## MATERIAL FOR THIS EXERCISE
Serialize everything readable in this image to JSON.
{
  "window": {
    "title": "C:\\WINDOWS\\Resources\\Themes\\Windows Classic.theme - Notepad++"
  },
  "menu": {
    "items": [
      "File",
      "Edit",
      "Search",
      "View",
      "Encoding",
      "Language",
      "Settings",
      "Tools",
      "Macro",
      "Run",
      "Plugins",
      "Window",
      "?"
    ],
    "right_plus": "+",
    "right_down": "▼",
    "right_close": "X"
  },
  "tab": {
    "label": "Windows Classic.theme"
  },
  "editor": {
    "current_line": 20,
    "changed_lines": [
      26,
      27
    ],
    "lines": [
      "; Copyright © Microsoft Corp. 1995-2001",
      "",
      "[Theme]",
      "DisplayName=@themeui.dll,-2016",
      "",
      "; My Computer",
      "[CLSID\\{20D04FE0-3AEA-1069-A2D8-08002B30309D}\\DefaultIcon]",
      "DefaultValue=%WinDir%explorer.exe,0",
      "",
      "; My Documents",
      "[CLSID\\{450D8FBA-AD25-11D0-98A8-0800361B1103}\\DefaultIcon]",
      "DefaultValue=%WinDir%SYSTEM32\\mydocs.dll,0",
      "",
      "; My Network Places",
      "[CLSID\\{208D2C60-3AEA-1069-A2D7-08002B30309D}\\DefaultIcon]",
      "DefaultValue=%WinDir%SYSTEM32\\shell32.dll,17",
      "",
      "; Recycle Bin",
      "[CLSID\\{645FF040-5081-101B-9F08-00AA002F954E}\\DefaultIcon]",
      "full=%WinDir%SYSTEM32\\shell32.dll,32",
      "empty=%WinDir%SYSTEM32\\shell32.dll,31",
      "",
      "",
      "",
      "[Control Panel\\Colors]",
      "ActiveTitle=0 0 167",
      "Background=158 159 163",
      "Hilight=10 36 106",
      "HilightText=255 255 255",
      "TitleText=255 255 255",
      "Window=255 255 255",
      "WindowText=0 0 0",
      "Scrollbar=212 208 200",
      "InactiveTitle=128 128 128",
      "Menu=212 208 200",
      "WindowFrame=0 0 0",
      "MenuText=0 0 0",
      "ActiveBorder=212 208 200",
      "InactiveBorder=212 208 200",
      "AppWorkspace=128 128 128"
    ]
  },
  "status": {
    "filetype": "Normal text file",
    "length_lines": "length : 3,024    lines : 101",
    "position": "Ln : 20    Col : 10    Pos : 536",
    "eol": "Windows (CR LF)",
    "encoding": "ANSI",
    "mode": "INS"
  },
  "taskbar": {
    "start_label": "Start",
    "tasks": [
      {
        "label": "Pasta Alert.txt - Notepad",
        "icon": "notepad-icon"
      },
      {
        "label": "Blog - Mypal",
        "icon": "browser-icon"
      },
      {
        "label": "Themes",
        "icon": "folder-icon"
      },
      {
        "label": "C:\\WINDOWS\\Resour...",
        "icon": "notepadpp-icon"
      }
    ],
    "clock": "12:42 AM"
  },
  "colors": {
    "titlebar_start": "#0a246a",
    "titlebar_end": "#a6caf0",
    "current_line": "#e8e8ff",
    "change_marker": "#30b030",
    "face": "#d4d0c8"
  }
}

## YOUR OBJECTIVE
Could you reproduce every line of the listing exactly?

## YOUR SOLUTION
Serialize everything readable in this image to JSON.
{
  "window": {
    "title": "C:\\WINDOWS\\Resources\\Themes\\Windows Classic.theme - Notepad++"
  },
  "menu": {
    "items": [
      "File",
      "Edit",
      "Search",
      "View",
      "Encoding",
      "Language",
      "Settings",
      "Tools",
      "Macro",
      "Run",
      "Plugins",
      "Window",
      "?"
    ],
    "right_plus": "+",
    "right_down": "▼",
    "right_close": "X"
  },
  "tab": {
    "label": "Windows Classic.theme"
  },
  "editor": {
    "current_line": 20,
    "changed_lines": [
      26,
      27
    ],
    "lines": [
      "; Copyright © Microsoft Corp. 1995-2001",
      "",
      "[Theme]",
      "DisplayName=@themeui.dll,-2016",
      "",
      "; My Computer",
      "[CLSID\\{20D04FE0-3AEA-1069-A2D8-08002B30309D}\\DefaultIcon]",
      "DefaultValue=%WinDir%explorer.exe,0",
      "",
      "; My Documents",
      "[CLSID\\{450D8FBA-AD25-11D0-98A8-0800361B1103}\\DefaultIcon]",
      "DefaultValue=%WinDir%SYSTEM32\\mydocs.dll,0",
      "",
      "; My Network Places",
      "[CLSID\\{208D2C60-3AEA-1069-A2D7-08002B30309D}\\DefaultIcon]",
      "DefaultValue=%WinDir%SYSTEM32\\shell32.dll,17",
      "",
      "; Recycle Bin",
      "[CLSID\\{645FF040-5081-101B-9F08-00AA002F954E}\\DefaultIcon]",
      "full=%WinDir%SYSTEM32\\shell32.dll,32",
      "empty=%WinDir%SYSTEM32\\shell32.dll,31",
      "",
      "",
      "",
      "[Control Panel\\Colors]",
      "ActiveTitle=0 0 167",
      "Background=158 159 163",
      "Hilight=10 36 106",
      "HilightText=255 255 255",
      "TitleText=255 255 255",
      "Window=255 255 255",
      "WindowText=0 0 0",
      "Scrollbar=212 208 200",
      "InactiveTitle=128 128 128",
      "Menu=212 208 200",
      "WindowFrame=0 0 0",
      "MenuText=0 0 0",
      "ActiveBorder=212 208 200",
      "InactiveBorder=212 208 200",
      "AppWorkspace=128 128 128"
    ]
  },
  "status": {
    "filetype": "Normal text file",
    "length_lines": "length : 3,024    lines : 101",
    "position": "Ln : 20    Col : 10    Pos : 536",
    "eol": "Windows (CR LF)",
    "encoding": "ANSI",
    "mode": "INS"
  },
  "taskbar": {
    "start_label": "Start",
    "tasks": [
      {
        "label": "Pasta Alert.txt - Notepad",
        "icon": "notepad-icon"
      },
      {
        "label": "Blog - Mypal",
        "icon": "browser-icon"
      },
      {
        "label": "Themes",
        "icon": "folder-icon"
      },
      {
        "label": "C:\\WINDOWS\\Resour...",
        "icon": "notepadpp-icon"
      }
    ],
    "clock": "12:42 AM"
  },
  "colors": {
    "titlebar_start": "#0a246a",
    "titlebar_end": "#a6caf0",
    "current_line": "#e8e8ff",
    "change_marker": "#30b030",
    "face": "#d4d0c8"
  }
}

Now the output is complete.